Unlike writing, blogging can be a science. If you follow certain rules and maintain a certain rhythm of posting, the blogger can be successful. However, once you are established in the blogosphere, and your friends no longer check your FaceBook page to see if you have posted anything new, the beginning blogger might lose some steam. I know I did.

So, how do you maintain this platform? How do you maintain and acquire new readership? (Obviously this post is for novice bloggers. However, it is always good for the veteran to brush up on the basics). Here are three reason your readers might be running.

The Trithemis Aurora is a ...zzzzzz
The Trithemis Aurora is a …zzzzzz

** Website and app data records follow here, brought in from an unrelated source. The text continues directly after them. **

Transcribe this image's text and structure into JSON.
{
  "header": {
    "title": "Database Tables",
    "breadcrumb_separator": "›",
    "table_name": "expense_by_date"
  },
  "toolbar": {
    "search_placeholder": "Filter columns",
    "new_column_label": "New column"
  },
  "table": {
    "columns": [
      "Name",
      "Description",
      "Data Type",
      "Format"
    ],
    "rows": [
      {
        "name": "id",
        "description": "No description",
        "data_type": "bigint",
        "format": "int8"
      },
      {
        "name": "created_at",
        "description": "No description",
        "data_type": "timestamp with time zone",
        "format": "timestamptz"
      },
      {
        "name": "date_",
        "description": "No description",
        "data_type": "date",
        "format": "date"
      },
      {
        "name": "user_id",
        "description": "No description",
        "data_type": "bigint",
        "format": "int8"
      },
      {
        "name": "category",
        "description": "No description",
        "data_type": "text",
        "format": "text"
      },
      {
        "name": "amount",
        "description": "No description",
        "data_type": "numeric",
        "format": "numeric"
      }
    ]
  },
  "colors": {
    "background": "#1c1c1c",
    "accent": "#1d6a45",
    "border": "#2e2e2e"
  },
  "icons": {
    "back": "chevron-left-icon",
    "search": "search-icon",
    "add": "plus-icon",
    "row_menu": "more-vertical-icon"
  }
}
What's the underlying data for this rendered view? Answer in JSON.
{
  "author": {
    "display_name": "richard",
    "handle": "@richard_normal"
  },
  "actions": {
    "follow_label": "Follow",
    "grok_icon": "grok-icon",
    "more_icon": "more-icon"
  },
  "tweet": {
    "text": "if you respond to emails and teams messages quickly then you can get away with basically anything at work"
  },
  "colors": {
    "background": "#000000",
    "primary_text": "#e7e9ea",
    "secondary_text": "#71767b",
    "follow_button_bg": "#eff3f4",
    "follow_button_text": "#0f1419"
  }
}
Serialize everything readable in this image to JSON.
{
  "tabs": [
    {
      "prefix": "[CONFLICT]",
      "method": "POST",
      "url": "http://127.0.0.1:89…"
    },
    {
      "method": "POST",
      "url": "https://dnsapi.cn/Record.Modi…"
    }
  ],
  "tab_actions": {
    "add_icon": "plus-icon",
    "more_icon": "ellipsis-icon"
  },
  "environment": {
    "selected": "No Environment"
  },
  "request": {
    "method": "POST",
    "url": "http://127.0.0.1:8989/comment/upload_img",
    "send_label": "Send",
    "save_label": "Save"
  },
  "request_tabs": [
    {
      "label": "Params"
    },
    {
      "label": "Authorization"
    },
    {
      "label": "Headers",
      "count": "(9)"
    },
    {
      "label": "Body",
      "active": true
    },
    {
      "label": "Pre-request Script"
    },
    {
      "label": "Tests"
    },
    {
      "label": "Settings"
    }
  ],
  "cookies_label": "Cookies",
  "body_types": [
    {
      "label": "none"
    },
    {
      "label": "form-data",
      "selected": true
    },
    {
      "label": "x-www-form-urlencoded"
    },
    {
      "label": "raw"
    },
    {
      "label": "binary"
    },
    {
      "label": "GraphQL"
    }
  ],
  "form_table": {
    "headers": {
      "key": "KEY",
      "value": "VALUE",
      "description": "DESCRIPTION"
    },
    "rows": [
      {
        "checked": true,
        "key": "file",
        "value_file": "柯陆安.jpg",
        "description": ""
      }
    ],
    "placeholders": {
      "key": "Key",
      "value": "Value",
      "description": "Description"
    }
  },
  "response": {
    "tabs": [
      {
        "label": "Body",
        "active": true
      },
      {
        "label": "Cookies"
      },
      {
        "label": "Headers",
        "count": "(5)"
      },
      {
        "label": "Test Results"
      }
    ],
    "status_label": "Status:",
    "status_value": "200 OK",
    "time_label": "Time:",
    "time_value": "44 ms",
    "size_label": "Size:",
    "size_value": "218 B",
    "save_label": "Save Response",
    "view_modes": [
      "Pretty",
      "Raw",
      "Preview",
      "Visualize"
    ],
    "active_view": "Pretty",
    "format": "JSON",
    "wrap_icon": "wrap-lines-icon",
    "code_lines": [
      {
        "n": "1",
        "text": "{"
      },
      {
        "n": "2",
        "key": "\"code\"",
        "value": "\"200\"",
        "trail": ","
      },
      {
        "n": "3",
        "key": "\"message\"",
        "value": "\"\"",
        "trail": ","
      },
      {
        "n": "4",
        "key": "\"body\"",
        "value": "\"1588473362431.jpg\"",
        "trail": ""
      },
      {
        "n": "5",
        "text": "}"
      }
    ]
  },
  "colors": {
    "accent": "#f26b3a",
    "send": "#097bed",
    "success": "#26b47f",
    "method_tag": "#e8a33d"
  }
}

1. You Don’t Keep to Your Theme– This is the simplest reason bloggers lose traffic. If you are a blogger, writing about say, hockey, be sure to include it in each post. You can share a little anecdotal back story of how you sharpened your skates on the pond behind your parents’ house when you were three. However, if you inked a heart-wrenching story about a certain species of dragonfly and how they were going extinct, it might sound a bit off like a stray note at a concert. Your hockey readers might flee for something a bit more on topic.

2. You Don’t Post Rhythmically– What does this mean? This means that no matter how often you blog, be sure to have fresh content at the same time. I see writers who update their blogs monthly, daily, or every second Tuesday of the month. However you do it, find a schedule — and stick to it. You can stray a bit from time to time, but 99% of the time, do what your readers expect so they know when to visit your blog for new content.

3. You Stop Interacting – The most successful blogs create little communities. The readers know what to expect (theme), they know when you are going to post (rhythm). They want to know about your topic, but they want to share their bit too. And it could be an invaluable bit. A new book, a unique way to sew a pair of trousers, whatever. You might learn something from them, and that is the point isn’t it? Learning, growing, making your blog a tight little band of misfits who all enjoy, or are all striving toward, the same thing.

These are three simple things. Do you know of other tips that would help a blogger gain or maintain readership? Please share below! If you have posted something similar on your blog, please feel free to include the link below in the comments section.